Available variants and fusions
VariantDescriptionRelated vectorCat.#Click for image
Humanized TurboGFP TurboGFP codon usage is optimized for high expression in mammalian cells [Haas et al., 1996], but it can be successfully expressed in many other heterological systems. pTurboGFP-C FP511
pTurboGFP-N FP512
pTurboGFP-B FP513
pTurboGFP-PRL FP515
Gateway® TurboGFP-C entry clone FP521
Gateway® TurboGFP-N entry clone FP522
Destabilized TurboGFP variant (TurboGFP-dest1) TurboGFP-dest1 is produced by fusing the initial protein with PEST amino acid sequence encoded by region 422-461 of mouse ornithine decarboxylase gene [Li et al., 1998]. This sequence targets the protein to degradation and enables a rapid protein turnover. TurboGFP-dest1 retains spectral properties of the initial protein, but has shorter half-life (approximately 2 hrs) as measured by the analysis of fluorescence intensity of cells treated with a protein synthesis inhibitor, cycloheximide. Because of rapid turnover, TurboGFP-dest1 can be used to measure changes in gene expression. peTurboGFP-PRL-dest1 FP523

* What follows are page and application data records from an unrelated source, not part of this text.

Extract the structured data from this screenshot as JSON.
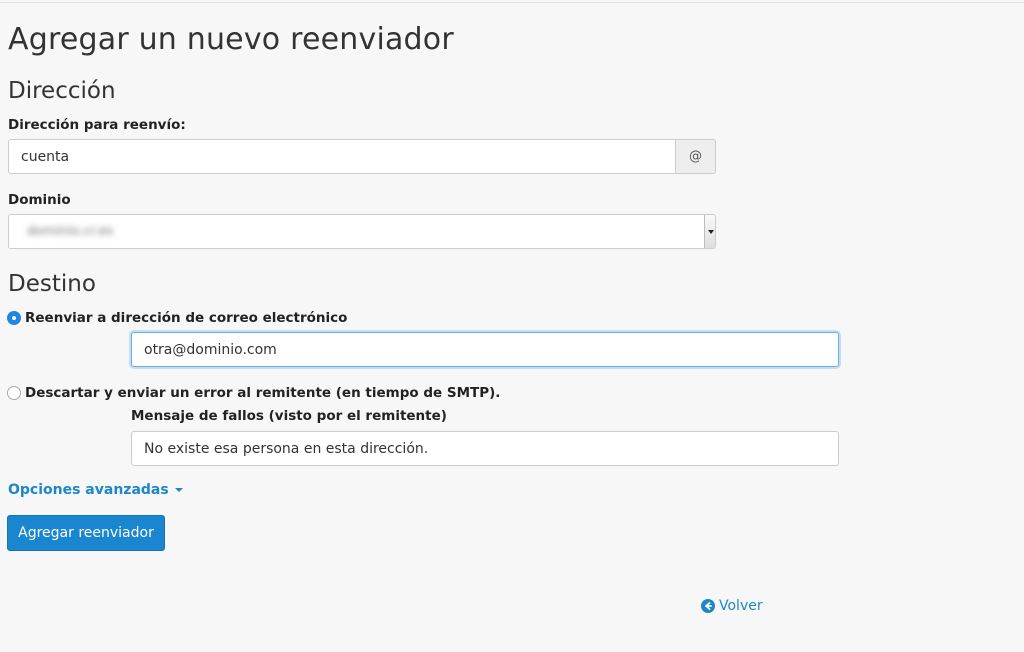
{
  "page": {
    "title": "Agregar un nuevo reenviador"
  },
  "address": {
    "section_title": "Dirección",
    "forward_label": "Dirección para reenvío:",
    "forward_value": "cuenta",
    "at_symbol": "@",
    "domain_label": "Dominio",
    "domain_value": "dominio.cr.es"
  },
  "destination": {
    "section_title": "Destino",
    "forward_option_label": "Reenviar a dirección de correo electrónico",
    "forward_option_selected": true,
    "forward_email_value": "otra@dominio.com",
    "discard_option_label": "Descartar y enviar un error al remitente (en tiempo de SMTP).",
    "discard_option_selected": false,
    "failure_message_label": "Mensaje de fallos (visto por el remitente)",
    "failure_message_value": "No existe esa persona en esta dirección."
  },
  "advanced": {
    "label": "Opciones avanzadas"
  },
  "actions": {
    "submit_label": "Agregar reenviador",
    "back_label": "Volver"
  },
  "colors": {
    "accent": "#1a86d0",
    "link": "#1e87c8",
    "background": "#f7f7f7"
  },
  "icons": {
    "back": "arrow-circle-left-icon",
    "advanced": "caret-down-icon"
  }
}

peTurboGFP-dest1 FP524
TurboGFP-mito fusion A mitochondrial targeting sequence (MTS) is fused to the TurboGFP N-terminus. MTS was derived from the subunit VIII of human cytochrome C oxidase [Rizzuto et al., 1989; Rizzuto et al., 1995]. When expressed in mammalian cells, this variant provides green fluorescent labeling of mitochondria. pTurboGFP-mito FP517


  • Evdokimov AG, Pokross ME, Egorov NS, Zaraisky AG, Yampolsky IV, Merzlyak EM, Shkoporov AN, Sander I, Lukyanov KA, Chudakov DM. Structural basis for the fast maturation of Arthropoda green fluorescent protein. EMBO Rep. 2006; 7 (10):1006-12. / pmid: 16936637
  • Haas J, Park EC, Seed B. Codon usage limitation in the expression of HIV-1 envelope glycoprotein. Curr Biol. 1996; 6 (3):315-24. / pmid: 8805248
  • Kremers GJ, Goedhart J, van Munster EB, Gadella TW. Cyan and yellow super fluorescent proteins with improved brightness, protein folding, and FRET Forster radius. Biochemistry. 2006; 45 (21):6570-80. / pmid: 16716067
  • Li X, Zhao X, Fang Y, Jiang X, Duong T, Fan C, Huang CC, Kain SR. Generation of destabilized green fluorescent protein as a transcription reporter. J Biol Chem. 1998; 273 (52):34970-5. / pmid: 9857028
  • Reid BG, Flynn GC. Chromophore formation in green fluorescent protein. Biochemistry. 1997; 36 (22):6786-91. / pmid: 9184161
  • Rizzuto R, Brini M, Pizzo P, Murgia M, Pozzan T. Chimeric green fluorescent protein as a tool for visualizing subcellular organelles in living cells. Curr Biol. 1995; 5 (6):635-42. / pmid: 7552174
  • Rizzuto R, Nakase H, Darras B, Francke U, Fabrizi GM, Mengel T, Walsh F, Kadenbach B, DiMauro S, Schon EA. A gene specifying subunit VIII of human cytochrome c oxidase is localized to chromosome 11 and is expressed in both muscle and non-muscle tissues. J Biol Chem. 1989; 264 (18):10595-600. / pmid: 2543673
  • Shagin DA, Barsova EV, Yanushevich YG, Fradkov AF, Lukyanov KA, Labas YA, Semenova TN, Ugalde JA, Meyers A, Nunez JM, Widder EA, Lukyanov SA, Matz MV. GFP-like proteins as ubiquitous metazoan superfamily: evolution of functional features and structural complexity. Mol Biol Evol. 2004; 21 (5):841-50. / pmid: 14963095
Copyright 2002-2014 Evrogen. All rights reserved.
Evrogen JSC, 16/10 Miklukho-Maklaya str., Moscow, Russia, Tel +7(495)988-4084, Fax +7(495)988-4085, e-mail:evrogen@evrogen.com